Emery Walker's House
Furnishings by Philip Webb and William Morris
- Original design
- Furnishings by Philip Webb and William Morris, 1750
The 2017 programme is now past. We will be launching the 2018 programme on 21st August.
Sir Emery Walker (2 April 1851 – 22 July 1933) was an English engraver, photographer and printer. Walker took an active role in many organisations that were at the heart of the Arts and Crafts movement, including the Art Workers Guild, the Society for the Protection of Ancient Buildings and the Arts and Crafts Exhibition Society.
Walker was born in London. His father was a coach builder. He obtained a very old book when he was twelve that gave him a love of books. A year later his father's failing sight meant that he had to leave school.
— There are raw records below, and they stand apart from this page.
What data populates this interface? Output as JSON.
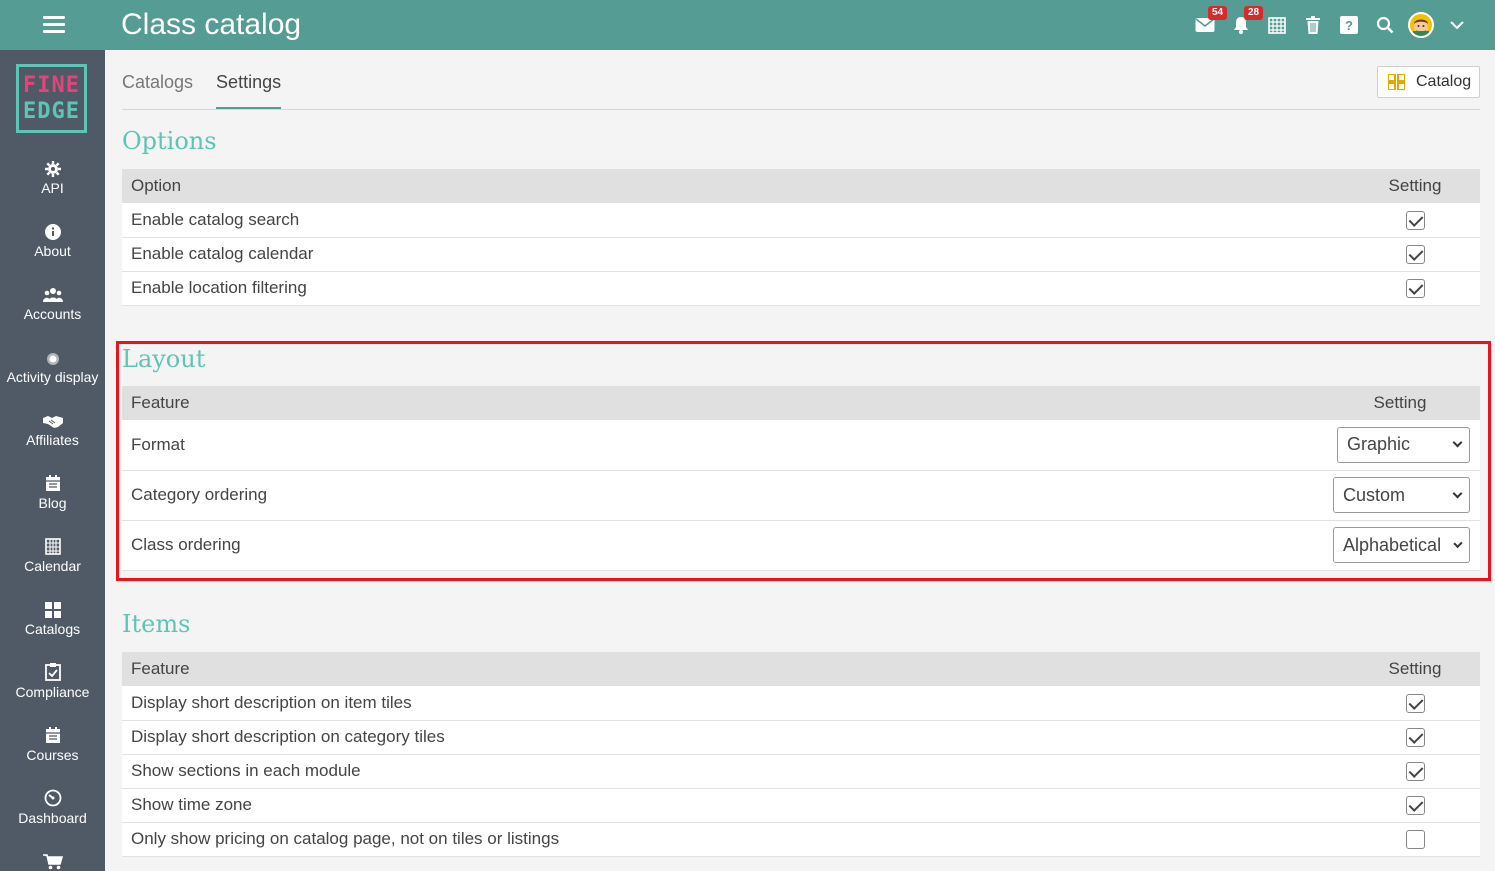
{
  "header": {
    "title": "Class catalog",
    "messages_badge": "54",
    "notifications_badge": "28"
  },
  "sidebar": {
    "logo_line1": "FINE",
    "logo_line2": "EDGE",
    "items": [
      {
        "label": "API",
        "icon": "gear-icon"
      },
      {
        "label": "About",
        "icon": "info-icon"
      },
      {
        "label": "Accounts",
        "icon": "users-icon"
      },
      {
        "label": "Activity display",
        "icon": "dot-icon"
      },
      {
        "label": "Affiliates",
        "icon": "handshake-icon"
      },
      {
        "label": "Blog",
        "icon": "blog-icon"
      },
      {
        "label": "Calendar",
        "icon": "calendar-icon"
      },
      {
        "label": "Catalogs",
        "icon": "grid-icon"
      },
      {
        "label": "Compliance",
        "icon": "clipboard-icon"
      },
      {
        "label": "Courses",
        "icon": "courses-icon"
      },
      {
        "label": "Dashboard",
        "icon": "dashboard-icon"
      },
      {
        "label": "",
        "icon": "cart-icon"
      }
    ]
  },
  "tabs": [
    {
      "label": "Catalogs",
      "active": false
    },
    {
      "label": "Settings",
      "active": true
    }
  ],
  "catalog_button": "Catalog",
  "options": {
    "title": "Options",
    "col_option": "Option",
    "col_setting": "Setting",
    "rows": [
      {
        "label": "Enable catalog search",
        "checked": true
      },
      {
        "label": "Enable catalog calendar",
        "checked": true
      },
      {
        "label": "Enable location filtering",
        "checked": true
      }
    ]
  },
  "layout": {
    "title": "Layout",
    "col_feature": "Feature",
    "col_setting": "Setting",
    "rows": [
      {
        "label": "Format",
        "value": "Graphic"
      },
      {
        "label": "Category ordering",
        "value": "Custom"
      },
      {
        "label": "Class ordering",
        "value": "Alphabetical"
      }
    ]
  },
  "items": {
    "title": "Items",
    "col_feature": "Feature",
    "col_setting": "Setting",
    "rows": [
      {
        "label": "Display short description on item tiles",
        "checked": true
      },
      {
        "label": "Display short description on category tiles",
        "checked": true
      },
      {
        "label": "Show sections in each module",
        "checked": true
      },
      {
        "label": "Show time zone",
        "checked": true
      },
      {
        "label": "Only show pricing on catalog page, not on tiles or listings",
        "checked": false
      }
    ]
  },
  "colors": {
    "topbar": "#559c94",
    "sidebar": "#4f5a66",
    "accent": "#5ec4b6",
    "highlight": "#e8141e"
  }
}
In the late 1870s, Walker befriended William Morris, with whom he shared both Socialist beliefs and a keen interest in printing. They lived near to each other. Walker's expertise and his collection of 16th-century typefaces inspired Morris to create the Kelmscott Press.
After Morris' death, Walker set up his own printing enterprise, the Doves Press, with bookbinder T. J. Cobden Sanderson which in turn inspired the private presses of the 20th century. The capital for the enterprise which was £1,600 was supplied by Anne Cobden-Sanderson. The font that they created was intended to be shared. By 1906 the partners had fallen out over Walker's low interest and T. J. Cobden-Sanderson's obsessive interest. Despite the agreement Cobden-Sanderson did not deliver a copy of the font and instead arranged for every copy of the design to be dropped into the Thames.
In 1910, Walker photographed the Rice portrait of Jane Austen, subsequently published in the 1913 edition of Jane Austen: her life and letters, a family record by William Austen-Leigh and Richard Arthur Austen-Leigh.
In 1922 Anne Cobden-Sanderson's husband died. After his death she paid a large sum to settle the dispute with Walker. This money was to compensate him for the loss of the typeface that her husband had thrown into the Thames when his partnership with Walker ended.
"Emery Walker, Esq. Process engraver and Printer. Past Master of the Art Workers' Guild. Late President of the Arts and Crafts Exhibition Society. A Trustee of the Wallace Collection and a Fellow of the Society of Antiquaries" received a knighthood in 1930.
Walker's daughter, Dorothy Walker, and later Dorothy's live-in companion, Elizabeth de Haas, preserved many of Walker's private papers and the family collection of Arts and Crafts decorative items and ephemera at the family home at 7 Hammersmith Terrace, London.
When visitors step through the door at No 7 Hammersmith Terrace they are immediately struck by how much the house feels like a home; which is what is was until Elizabeth de Haas died and the Trust took it over in 1999.
It is this homely feel and quirkiness that people appreciate and which distinguishes it from other Arts & Crafts house museums, where curators have often edited a family’s collection of furniture and brought in Arts & Crafts items.
The photographs in our Archive confirm that both Walker and Morris had an eclectic mix of belongings in their homes, which is why this interior is believed to be the most authentic Arts & Crafts home in Britain.
So yes, there are masses of marvellous Morris & Co textiles and wallpapers and furniture and other items designed by Philip Webb, but these mingle with 17th and 18th-century English furniture, Middle-Eastern rugs, and Chinese and Moroccan ceramics. Exactly how Arts & Crafts protagonists would have decorated their homes.
7 Hammersmith Terrace is also thought to be one of the few houses in the world to have original Morris & Co wallpaper in nearly every room in the house. These hand blocked wallpapers date back to the 1920s and some are rare designs and colourways.
The narrow hallway is still furnished with Morris hangings, and, just visible beneath the rugs, is believed to be the only example of Morris lino surviving in its original domestic setting.
The Walker’s original telephone room, then kitchen, is now a small reception area and shop for visitors, but the rest of the public areas of the house are pretty much as they would have looked 100 years ago.